Exercise prompt -> Every entry that follows is to be duplicated exactly.

(Items from an interface collection)
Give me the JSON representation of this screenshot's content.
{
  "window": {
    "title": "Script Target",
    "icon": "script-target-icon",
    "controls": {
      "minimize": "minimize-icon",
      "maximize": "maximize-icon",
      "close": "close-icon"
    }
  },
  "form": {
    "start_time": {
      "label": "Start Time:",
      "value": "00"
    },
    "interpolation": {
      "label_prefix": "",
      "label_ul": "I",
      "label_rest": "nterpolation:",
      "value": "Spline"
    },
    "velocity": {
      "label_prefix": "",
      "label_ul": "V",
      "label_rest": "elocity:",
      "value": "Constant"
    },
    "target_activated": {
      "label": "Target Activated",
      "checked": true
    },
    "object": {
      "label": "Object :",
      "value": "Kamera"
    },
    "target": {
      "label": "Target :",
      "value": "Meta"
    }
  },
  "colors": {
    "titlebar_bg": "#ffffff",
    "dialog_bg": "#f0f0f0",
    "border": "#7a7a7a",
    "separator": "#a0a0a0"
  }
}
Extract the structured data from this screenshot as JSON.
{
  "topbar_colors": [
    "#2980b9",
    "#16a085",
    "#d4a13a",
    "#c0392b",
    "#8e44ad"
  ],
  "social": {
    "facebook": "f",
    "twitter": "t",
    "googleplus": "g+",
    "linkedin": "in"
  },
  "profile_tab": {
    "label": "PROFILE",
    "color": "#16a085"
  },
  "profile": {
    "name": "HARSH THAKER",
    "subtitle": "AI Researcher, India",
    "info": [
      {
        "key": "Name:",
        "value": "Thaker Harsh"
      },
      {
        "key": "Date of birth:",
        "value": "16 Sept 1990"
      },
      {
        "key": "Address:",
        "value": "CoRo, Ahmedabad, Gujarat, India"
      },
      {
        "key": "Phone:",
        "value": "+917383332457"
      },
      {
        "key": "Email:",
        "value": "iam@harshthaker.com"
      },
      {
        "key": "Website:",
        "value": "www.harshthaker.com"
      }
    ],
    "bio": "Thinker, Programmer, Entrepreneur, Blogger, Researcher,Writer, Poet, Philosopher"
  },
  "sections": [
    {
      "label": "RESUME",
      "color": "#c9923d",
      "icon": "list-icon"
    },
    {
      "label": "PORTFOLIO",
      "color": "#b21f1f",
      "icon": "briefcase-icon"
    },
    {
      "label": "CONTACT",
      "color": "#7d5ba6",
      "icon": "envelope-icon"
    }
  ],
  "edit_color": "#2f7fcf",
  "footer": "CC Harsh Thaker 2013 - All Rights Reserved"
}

Finished exercise ->
Give me the JSON representation of this screenshot's content.
{
  "window": {
    "title": "Script Target",
    "icon": "script-target-icon",
    "controls": {
      "minimize": "minimize-icon",
      "maximize": "maximize-icon",
      "close": "close-icon"
    }
  },
  "form": {
    "start_time": {
      "label": "Start Time:",
      "value": "00"
    },
    "interpolation": {
      "label_prefix": "",
      "label_ul": "I",
      "label_rest": "nterpolation:",
      "value": "Spline"
    },
    "velocity": {
      "label_prefix": "",
      "label_ul": "V",
      "label_rest": "elocity:",
      "value": "Constant"
    },
    "target_activated": {
      "label": "Target Activated",
      "checked": true
    },
    "object": {
      "label": "Object :",
      "value": "Kamera"
    },
    "target": {
      "label": "Target :",
      "value": "Meta"
    }
  },
  "colors": {
    "titlebar_bg": "#ffffff",
    "dialog_bg": "#f0f0f0",
    "border": "#7a7a7a",
    "separator": "#a0a0a0"
  }
}
Extract the structured data from this screenshot as JSON.
{
  "topbar_colors": [
    "#2980b9",
    "#16a085",
    "#d4a13a",
    "#c0392b",
    "#8e44ad"
  ],
  "social": {
    "facebook": "f",
    "twitter": "t",
    "googleplus": "g+",
    "linkedin": "in"
  },
  "profile_tab": {
    "label": "PROFILE",
    "color": "#16a085"
  },
  "profile": {
    "name": "HARSH THAKER",
    "subtitle": "AI Researcher, India",
    "info": [
      {
        "key": "Name:",
        "value": "Thaker Harsh"
      },
      {
        "key": "Date of birth:",
        "value": "16 Sept 1990"
      },
      {
        "key": "Address:",
        "value": "CoRo, Ahmedabad, Gujarat, India"
      },
      {
        "key": "Phone:",
        "value": "+917383332457"
      },
      {
        "key": "Email:",
        "value": "iam@harshthaker.com"
      },
      {
        "key": "Website:",
        "value": "www.harshthaker.com"
      }
    ],
    "bio": "Thinker, Programmer, Entrepreneur, Blogger, Researcher,Writer, Poet, Philosopher"
  },
  "sections": [
    {
      "label": "RESUME",
      "color": "#c9923d",
      "icon": "list-icon"
    },
    {
      "label": "PORTFOLIO",
      "color": "#b21f1f",
      "icon": "briefcase-icon"
    },
    {
      "label": "CONTACT",
      "color": "#7d5ba6",
      "icon": "envelope-icon"
    }
  ],
  "edit_color": "#2f7fcf",
  "footer": "CC Harsh Thaker 2013 - All Rights Reserved"
}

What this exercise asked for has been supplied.